One of the things about the film is that it travels back and forth from black and white to colour, to a kind of, let's call it, 'Lumière' colour, sort of turn of the century, early version two-strip colour, where things are not completely fleshed out. And we had filters that we evolved in the process to... For each of these stages, and sometimes even more. And I would discover things that were new to me as a result of this process, which is a scene, for instance, in the trenches during the Spanish Civil War, where Hemingway and Gellhorn are there as reporters, and the battle is going on all around them, and then at the end of the battle, they are... they're still alive, they're not wounded, and a romance is blossoming between them, and we're making the transition from the black and white archival footage back into a more high-definition image. And what we wound up doing was taking that... Even in the... even when we were not looking at them, buried in this archival footage, we still maintained this subdued colour, as their relationship was... They were kind of feeling each other out. And then at the moment that they realised, 'there's something happening between us', then we were able to turn the colour up more. It's as if they began to blush with full colour when they realised that they... The possibility of some romantic something was growing within them.
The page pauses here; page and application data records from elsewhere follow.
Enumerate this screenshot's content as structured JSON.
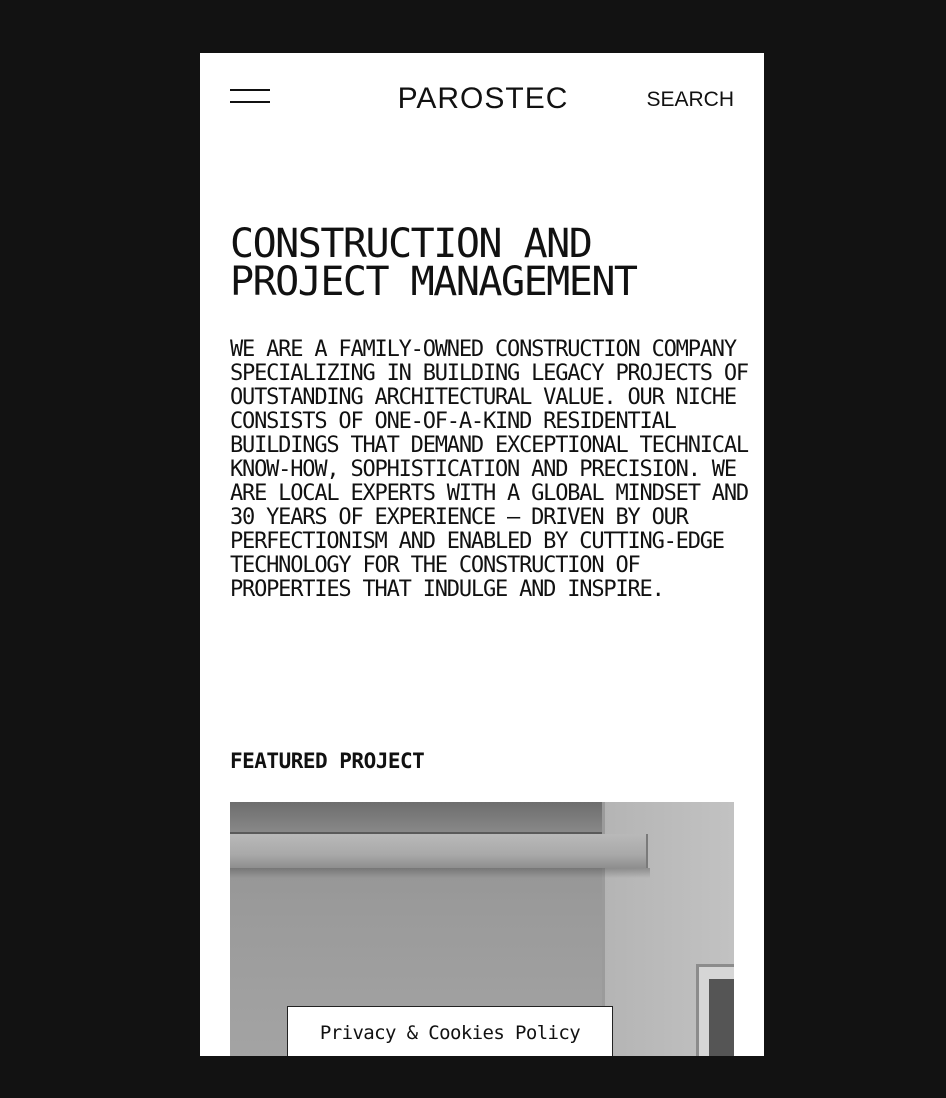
{
  "header": {
    "logo": "PAROSTEC",
    "search_label": "SEARCH",
    "menu_icon": "hamburger-menu-icon"
  },
  "hero": {
    "title": "CONSTRUCTION AND PROJECT MANAGEMENT",
    "intro": "WE ARE A FAMILY-OWNED CONSTRUCTION COMPANY SPECIALIZING IN BUILDING LEGACY PROJECTS OF OUTSTANDING ARCHITECTURAL VALUE. OUR NICHE CONSISTS OF ONE-OF-A-KIND RESIDENTIAL BUILDINGS THAT DEMAND EXCEPTIONAL TECHNICAL KNOW-HOW, SOPHISTICATION AND PRECISION. WE ARE LOCAL EXPERTS WITH A GLOBAL MINDSET AND 30 YEARS OF EXPERIENCE – DRIVEN BY OUR PERFECTIONISM AND ENABLED BY CUTTING-EDGE TECHNOLOGY FOR THE CONSTRUCTION OF PROPERTIES THAT INDULGE AND INSPIRE."
  },
  "featured": {
    "heading": "FEATURED PROJECT"
  },
  "cookie_banner": {
    "label": "Privacy & Cookies Policy"
  },
  "colors": {
    "page_background": "#121212",
    "screen_background": "#ffffff",
    "text": "#111111"
  }
}
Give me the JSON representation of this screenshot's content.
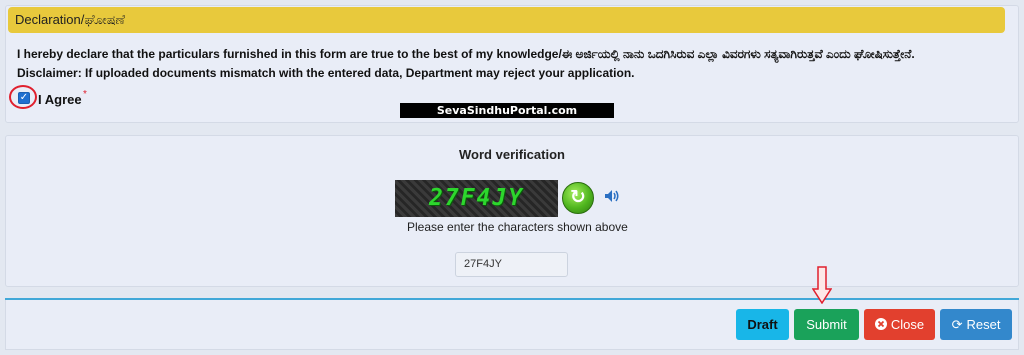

Born in 1943 in New York City, Murch graduated from the University of Southern California's School of Cinema-Television. His career stretches back to 1969 and includes work on Apocalypse Now, The Godfather I, II, and III, American Graffiti, The Conversation, and The English Patient. He has been referred to as 'the most respected film editor and sound designer in modern cinema.' In a career that spans over 40 years, Murch is perhaps best known for his collaborations with Francis Ford Coppola, beginning in 1969 with The Rain People. After working with George Lucas on THX 1138 (1971), which he co-wrote, and American Graffiti (1973), Murch returned to Coppola in 1974 for The Conversation, resulting in his first Academy Award nomination. Murch's pioneering achievements were acknowledged by Coppola in his follow-up film, the 1979 Palme d'Or winner Apocalypse Now, for which Murch was granted, in what is seen as a film-history first, the screen credit 'Sound Designer.' Murch has been nominated for nine Academy Awards and has won three, for best sound on Apocalypse Now (for which he and his collaborators devised the now-standard 5.1 sound format), and achieving an unprecedented double when he won both Best Film Editing and Best Sound for his work on The English Patient. Murch’s contributions to film reconstruction include 2001's Apocalypse Now: Redux and the 1998 re-edit of Orson Welles's Touch of Evil. He is also the director and co-writer of Return to Oz (1985). In 1995, Murch published a book on film editing, In the Blink of an Eye: A Perspective on Film Editing, in which he urges editors to prioritise emotion.

Listeners: Christopher Sykes

Christopher Sykes is an independent documentary producer who has made a number of films about science and scientists for BBC TV, Channel Four, and PBS.

Tags: Hemingway & Gellhorn

Duration: 3 minutes, 13 seconds

Date story recorded: April 2016

Date story went live: 29 March 2017